Recently Jane Fonda visited Jericho Beach and spoke there about pipelines and coastal tankers and whatnot, and of course the commenters weighed in as usual, being snide about how Jane chose to travel here, and thus was some kind of hypocrite because that trip used fossil fuel. Just as the same cabal has chided Al Gore for his campaigning on the same topic.
Maybe the Pope is going to be different. Maybe his speech will start the moral shift that is needed in the corridors of power to finally address the issue. Of course the fact that someone inside the Vatican leaked the encyclical (not a usual turn of events) and that Jeb Bush was already out front of it seem to point in the direction that the pontiff will be going. A bit like the way the President has had to acknowledge on gun control.
But continuing the “fair use “privilege, here is how Naomi Klein sees it towards the end of her speech
….the weight of the world is not on any one person’s shoulders—not yours. Not Zoe’s. Not mine. It rests in the strength of the project of transformation that millions are already a part of.
That means we are free to follow our passions. To do the kind of work that will sustain us for the long run. It even means we can take breaks—in fact, we have a duty to take them. And to make sure our friends do too.
And, as it happens you can also watch – for free – what Naomi Klein said on YouTube
And also here is what she has to say about the Pope’s new message
It is not often I find myself in complete agreement with a spokesperson of the BC NDP. But this evening I heard an interview with B.C. NDP Justice Critic Mike Farnworth on CBC
“I expected more than a hashtag consultation. I was expecting some leadership shown and some action taken,” he said.
“We know what the problem is. Distracted driving — people texting, people using cell phones while driving — kills people. There’s nothing to consult on.”
BC’s penalties for distracted driving are the lowest in Canada. The BC government thinks it ought to consult on the problem: distracted driving here is now the second leading cause of death due to vehicle collisions, exceeding alcohol but still less than speed.
If you feel so inclined you can be part of the process. That is if you think the paucity of the penalty is the problem.
No doubt after all this song and dance the penalty will increase but nothing much else will actually change. Because the problem is not the perception of the size of the penalty but the perception of the probability of being caught. Most people using hand held electronic devices in their cars while driving know they are breaking the law, but they don’t see it as dangerous. Anymore than they see speeding as dangerous. Or queue jumping, running stale amber lights, parking in bike lanes … and so on. And they know for an absolute certainty that the probability of being caught is about as low as winning the lottery. They still buy lottery tickets of course.

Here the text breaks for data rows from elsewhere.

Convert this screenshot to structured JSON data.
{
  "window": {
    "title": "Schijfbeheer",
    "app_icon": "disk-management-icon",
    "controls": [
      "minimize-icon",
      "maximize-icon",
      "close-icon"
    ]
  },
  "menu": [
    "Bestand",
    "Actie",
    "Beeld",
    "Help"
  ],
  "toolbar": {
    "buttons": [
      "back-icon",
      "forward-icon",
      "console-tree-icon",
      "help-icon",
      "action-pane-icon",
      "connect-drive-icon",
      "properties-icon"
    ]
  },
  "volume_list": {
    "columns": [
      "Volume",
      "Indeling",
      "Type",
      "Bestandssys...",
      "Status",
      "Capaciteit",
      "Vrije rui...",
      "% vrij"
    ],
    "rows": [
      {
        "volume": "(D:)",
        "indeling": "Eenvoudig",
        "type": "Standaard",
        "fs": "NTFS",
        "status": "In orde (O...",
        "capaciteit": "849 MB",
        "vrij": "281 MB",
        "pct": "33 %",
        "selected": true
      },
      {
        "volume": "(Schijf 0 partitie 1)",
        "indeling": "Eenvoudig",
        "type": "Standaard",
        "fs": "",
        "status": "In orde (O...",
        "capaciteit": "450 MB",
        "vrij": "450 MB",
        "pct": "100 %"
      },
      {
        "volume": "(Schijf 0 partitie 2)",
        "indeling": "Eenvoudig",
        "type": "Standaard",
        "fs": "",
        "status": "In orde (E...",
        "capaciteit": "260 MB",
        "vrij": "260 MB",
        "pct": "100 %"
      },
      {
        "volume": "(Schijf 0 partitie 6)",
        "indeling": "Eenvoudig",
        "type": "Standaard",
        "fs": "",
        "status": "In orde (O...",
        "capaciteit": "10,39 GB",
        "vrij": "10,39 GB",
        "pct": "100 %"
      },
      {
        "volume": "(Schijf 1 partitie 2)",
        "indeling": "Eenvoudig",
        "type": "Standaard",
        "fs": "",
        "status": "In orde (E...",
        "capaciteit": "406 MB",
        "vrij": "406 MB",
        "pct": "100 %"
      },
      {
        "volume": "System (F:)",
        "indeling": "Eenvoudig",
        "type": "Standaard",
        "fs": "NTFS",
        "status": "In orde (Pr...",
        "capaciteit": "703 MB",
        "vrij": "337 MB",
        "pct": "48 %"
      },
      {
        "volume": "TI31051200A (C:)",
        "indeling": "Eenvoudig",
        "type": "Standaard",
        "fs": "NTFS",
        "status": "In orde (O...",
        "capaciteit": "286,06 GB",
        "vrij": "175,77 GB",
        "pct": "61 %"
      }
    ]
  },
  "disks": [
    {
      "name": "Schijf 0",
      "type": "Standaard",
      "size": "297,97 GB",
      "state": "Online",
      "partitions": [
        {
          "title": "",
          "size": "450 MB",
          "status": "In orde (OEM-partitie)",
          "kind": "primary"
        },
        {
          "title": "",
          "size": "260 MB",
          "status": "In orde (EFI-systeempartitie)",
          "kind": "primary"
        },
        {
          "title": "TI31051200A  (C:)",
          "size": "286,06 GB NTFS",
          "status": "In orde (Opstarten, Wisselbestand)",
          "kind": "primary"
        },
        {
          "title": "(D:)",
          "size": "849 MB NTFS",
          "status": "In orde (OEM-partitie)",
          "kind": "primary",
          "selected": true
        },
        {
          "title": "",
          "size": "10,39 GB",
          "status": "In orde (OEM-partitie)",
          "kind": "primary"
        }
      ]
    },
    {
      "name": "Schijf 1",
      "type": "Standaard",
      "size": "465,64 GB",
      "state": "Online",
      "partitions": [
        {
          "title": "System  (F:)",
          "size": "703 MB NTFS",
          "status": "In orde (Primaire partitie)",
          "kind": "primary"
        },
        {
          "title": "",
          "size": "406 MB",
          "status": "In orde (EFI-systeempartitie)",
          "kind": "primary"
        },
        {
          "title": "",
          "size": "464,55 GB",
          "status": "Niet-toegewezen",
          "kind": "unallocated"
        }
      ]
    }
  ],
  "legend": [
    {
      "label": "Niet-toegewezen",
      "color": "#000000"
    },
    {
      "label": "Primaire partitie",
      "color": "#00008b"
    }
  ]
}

If you could actually catch speeders when they commit the offence you could reduce speeding. Well, we all know what happened to that don’t we. It was unpopular with speeders – so it was dropped like a hot brick. Do you think that the BC Liberals are actually serious about upsetting all those people who continue to take important calls and those crucial text messages they must send? There will be consultation and those angry with other people they see texting will be vociferous. But behaviour will change little if at all. And there will be media events and other hoopla about periodic crackdowns – especially after some well documented collision. Expect a crackdown whenever something newsworthy happens. That probably doesn’t mean your Granny having a near miss on a marked crosswalk.
I suppose I ought to be able to condense that to 140 characters. But I can’t so its a blog post.